── PROVIDED ENTRIES

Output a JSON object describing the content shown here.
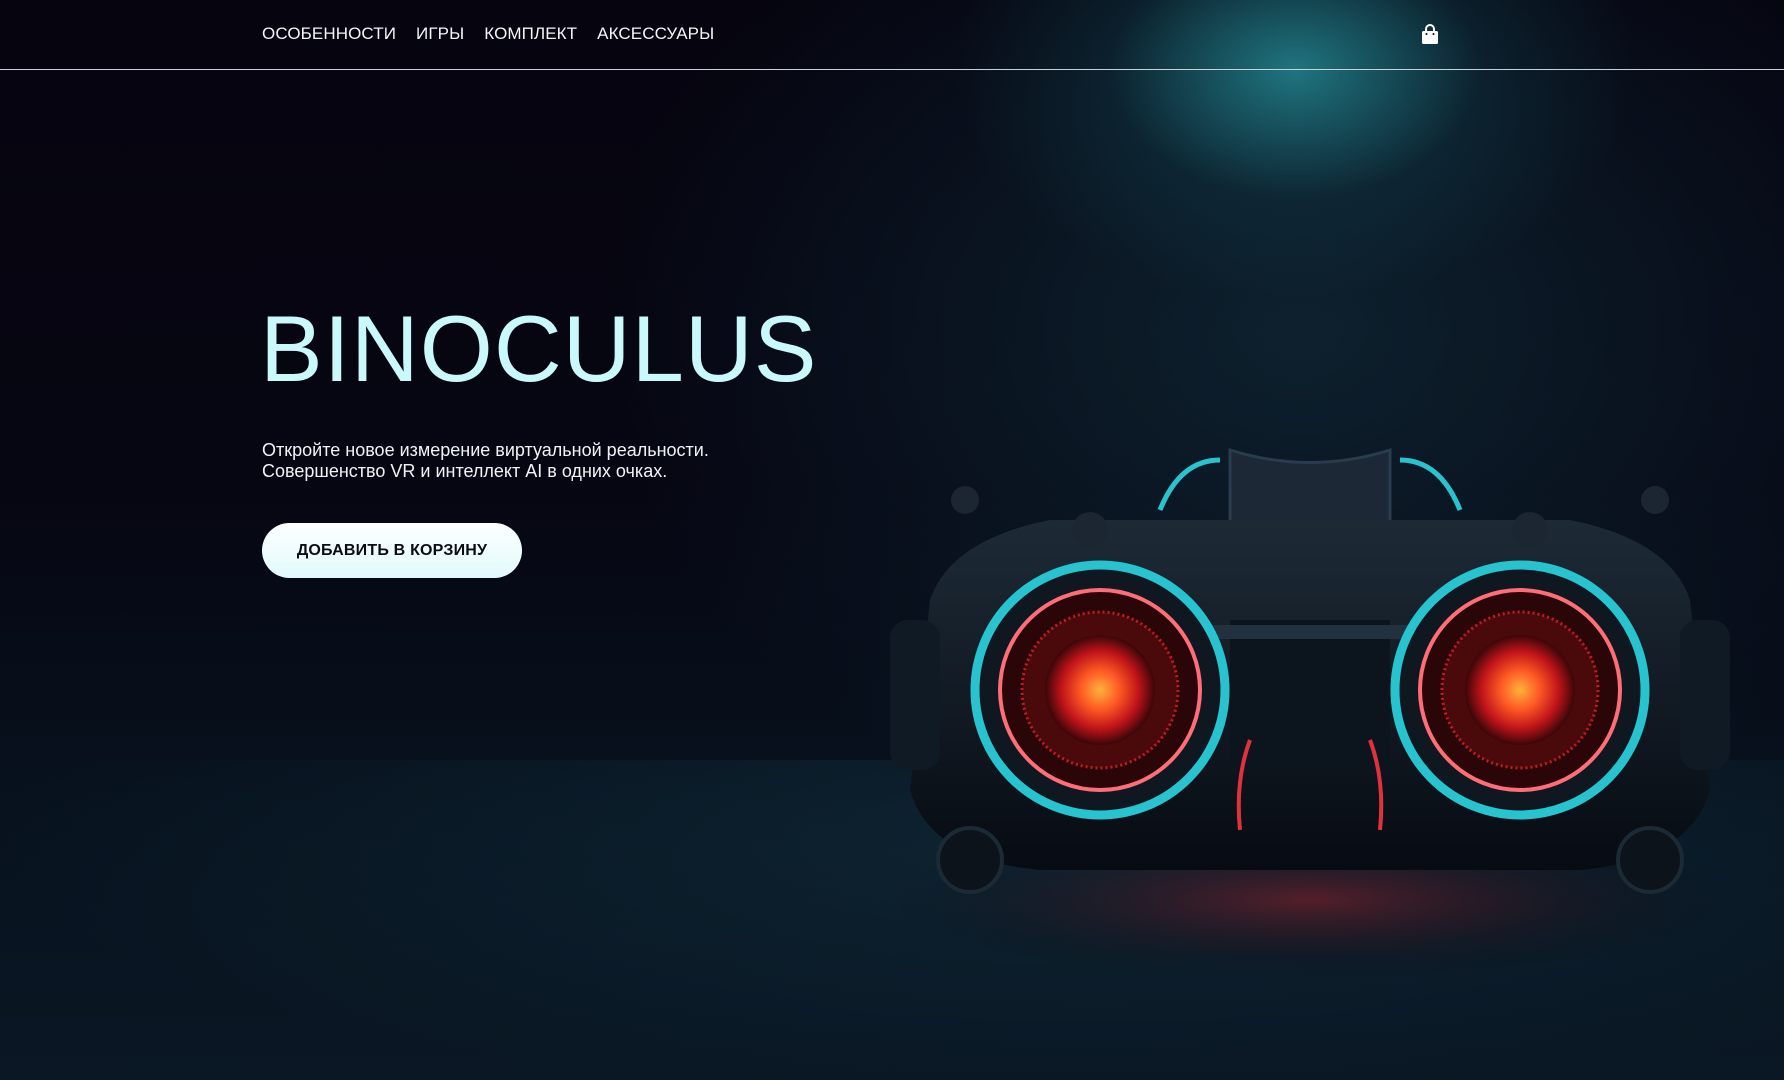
{
  "nav": {
    "links": [
      "ОСОБЕННОСТИ",
      "ИГРЫ",
      "КОМПЛЕКТ",
      "АКСЕССУАРЫ"
    ]
  },
  "header": {
    "cart_icon": "shopping-bag-icon"
  },
  "hero": {
    "title": "BINOCULUS",
    "subtitle_line1": "Откройте новое измерение виртуальной реальности.",
    "subtitle_line2": "Совершенство VR и интеллект AI в одних очках.",
    "cta_label": "ДОБАВИТЬ В КОРЗИНУ"
  },
  "colors": {
    "background": "#04030d",
    "accent_cyan": "#27c4d0",
    "title": "#c9f9fb",
    "lens_red": "#ff3a2a"
  }
}
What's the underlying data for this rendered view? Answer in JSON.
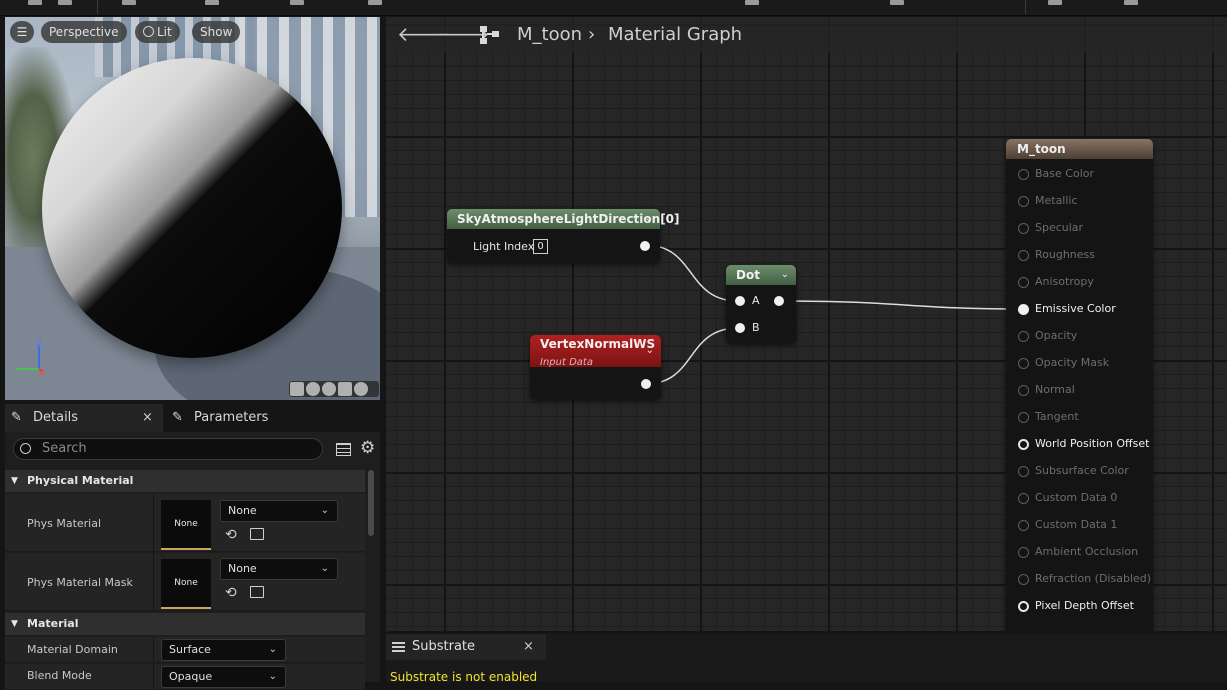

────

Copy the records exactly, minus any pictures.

Output a JSON object describing the content shown here.
{
  "nav": {
    "links": [
      "ОСОБЕННОСТИ",
      "ИГРЫ",
      "КОМПЛЕКТ",
      "АКСЕССУАРЫ"
    ]
  },
  "header": {
    "cart_icon": "shopping-bag-icon"
  },
  "hero": {
    "title": "BINOCULUS",
    "subtitle_line1": "Откройте новое измерение виртуальной реальности.",
    "subtitle_line2": "Совершенство VR и интеллект AI в одних очках.",
    "cta_label": "ДОБАВИТЬ В КОРЗИНУ"
  },
  "colors": {
    "background": "#04030d",
    "accent_cyan": "#27c4d0",
    "title": "#c9f9fb",
    "lens_red": "#ff3a2a"
  }
}
What's the underlying data for this rendered view? Answer in JSON.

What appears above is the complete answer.